Authorities say a main branch office of this illegal operation was in Monroe County.
Perry Santillo of Rochester, New York, has pleaded guilty to charges he bilked investors out of more than $70 million over the past 10 years.
According to court papers, Santillo’s associates set up shop in the Poconos and used some of the investors’ money to support a lavish lifestyle.
feds: Ponzi scheme operated in Monroe county
Federal prosecutors say a now-empty building in Scotrun housed an outpost for Perry Santillo’s Ponzi scheme.
In the past 10 years, federal prosecutors say, Santillo’s operation in Monroe County alone bilked $3 million from 30 victims, including Jeff and Judy Hoffert of Bethlehem.
“We lost over $62,000,” said Judy Hoffert. “Most of what we saved was gone.”
Judy and Jeff Hoffert are now nearly broke. Jeff worked for Bethlehem Steel and lost most of his pension when the company shut down. Three years ago, Jeff had a heart attack and was recently diagnosed with Alzheimer’s disease.
“He’s trying to work, and he’s not in good shape. I’m trying to work and I need two knee replacements,” Judy said.
Federal prosecutors say Santillo’s operation was headquartered in Rochester, New York. Court papers indicate Santillo took money from investors and
- built a wardrobe worth more than $1 million,
- spent $150,000 for a Las Vegas birthday party in 2017,
- used another $10,000 to commission a rap song titled “King Perry.”
According to court papers, Santillo took in about $155 million over a decade, losing or spending more than $70 million.
“Doesn’t matter what you call it, it’s theft. It’s theft motivated by nothing more than greed,” said U.S. Attorney David Freed.
Federal prosecutors say the Ponzi scheme collapsed in late 2017 and forced the offices in Scotrun to shut its doors.
A month later, Judy Hoffert called the office to see when she could start receiving her retirement dividends.
“The phone number was not working, and that was not good.”
For a decade, the office was the site of businesses with names including. Advice and Life Group, Poconos Investments, First American Securities, and Financial Planners Group of America.
Now, the building sits empty along with the retirement account of Jeff and Judy Hoffert.
“We’re doing flea markets on the side to supplement our income,” Judy said.
This is not the retirement Judy Hoffert envisioned — selling possessions to pay bills.
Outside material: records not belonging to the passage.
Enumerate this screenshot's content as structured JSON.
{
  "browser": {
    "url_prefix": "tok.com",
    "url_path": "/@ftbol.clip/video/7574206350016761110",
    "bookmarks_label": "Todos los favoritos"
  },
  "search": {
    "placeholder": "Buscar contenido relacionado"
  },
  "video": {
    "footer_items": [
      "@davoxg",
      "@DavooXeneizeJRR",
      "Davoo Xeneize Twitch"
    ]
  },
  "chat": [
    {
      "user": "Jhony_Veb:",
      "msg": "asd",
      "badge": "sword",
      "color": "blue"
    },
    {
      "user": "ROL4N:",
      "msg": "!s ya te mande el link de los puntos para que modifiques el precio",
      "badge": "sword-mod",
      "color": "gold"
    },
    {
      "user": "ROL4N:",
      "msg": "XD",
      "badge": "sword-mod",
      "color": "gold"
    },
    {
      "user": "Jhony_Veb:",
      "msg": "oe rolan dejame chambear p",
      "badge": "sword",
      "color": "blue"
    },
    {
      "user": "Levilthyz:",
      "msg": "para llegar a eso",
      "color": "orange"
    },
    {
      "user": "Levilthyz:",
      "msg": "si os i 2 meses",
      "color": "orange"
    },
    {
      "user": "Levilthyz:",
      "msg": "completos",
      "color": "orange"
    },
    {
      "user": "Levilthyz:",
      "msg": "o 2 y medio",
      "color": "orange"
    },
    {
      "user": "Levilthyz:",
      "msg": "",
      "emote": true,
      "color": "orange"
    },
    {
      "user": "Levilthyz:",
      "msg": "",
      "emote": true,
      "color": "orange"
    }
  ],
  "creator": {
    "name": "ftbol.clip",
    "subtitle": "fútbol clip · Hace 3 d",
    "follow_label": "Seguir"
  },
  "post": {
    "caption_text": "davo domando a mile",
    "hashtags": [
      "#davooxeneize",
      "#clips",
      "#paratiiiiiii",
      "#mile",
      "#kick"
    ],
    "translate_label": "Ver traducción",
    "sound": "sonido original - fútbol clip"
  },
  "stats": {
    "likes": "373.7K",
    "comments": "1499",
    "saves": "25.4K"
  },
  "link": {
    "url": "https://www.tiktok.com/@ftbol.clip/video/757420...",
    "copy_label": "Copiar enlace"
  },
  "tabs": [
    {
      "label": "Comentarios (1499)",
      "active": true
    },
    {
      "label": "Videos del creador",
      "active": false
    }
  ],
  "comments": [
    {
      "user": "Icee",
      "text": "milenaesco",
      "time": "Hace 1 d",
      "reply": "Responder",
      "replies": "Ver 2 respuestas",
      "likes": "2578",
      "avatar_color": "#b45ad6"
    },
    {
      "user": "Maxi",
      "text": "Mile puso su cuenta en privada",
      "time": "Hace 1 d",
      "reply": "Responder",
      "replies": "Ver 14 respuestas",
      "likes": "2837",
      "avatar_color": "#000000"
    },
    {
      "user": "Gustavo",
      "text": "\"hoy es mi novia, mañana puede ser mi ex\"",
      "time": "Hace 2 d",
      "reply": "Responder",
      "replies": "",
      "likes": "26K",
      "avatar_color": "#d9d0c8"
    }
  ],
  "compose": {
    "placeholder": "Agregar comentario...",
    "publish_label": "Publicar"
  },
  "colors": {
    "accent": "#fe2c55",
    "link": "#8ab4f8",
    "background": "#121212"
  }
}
She never met Perry Santillo, but she says he and those who worked for him in Scotrun stole her retirement.
“The only thing that’s ever going to cure this type of behavior that these men exhibited, all of them, is if you can find a cure for greed.”
Hoffert hopes to get some of her money back through a lawsuit against Santillo’s bank and through restitution
As for man referred in the rap song as “King Perry,” he is scheduled to be sentenced in March and faces up to five years in federal prison and millions of dollars in fines.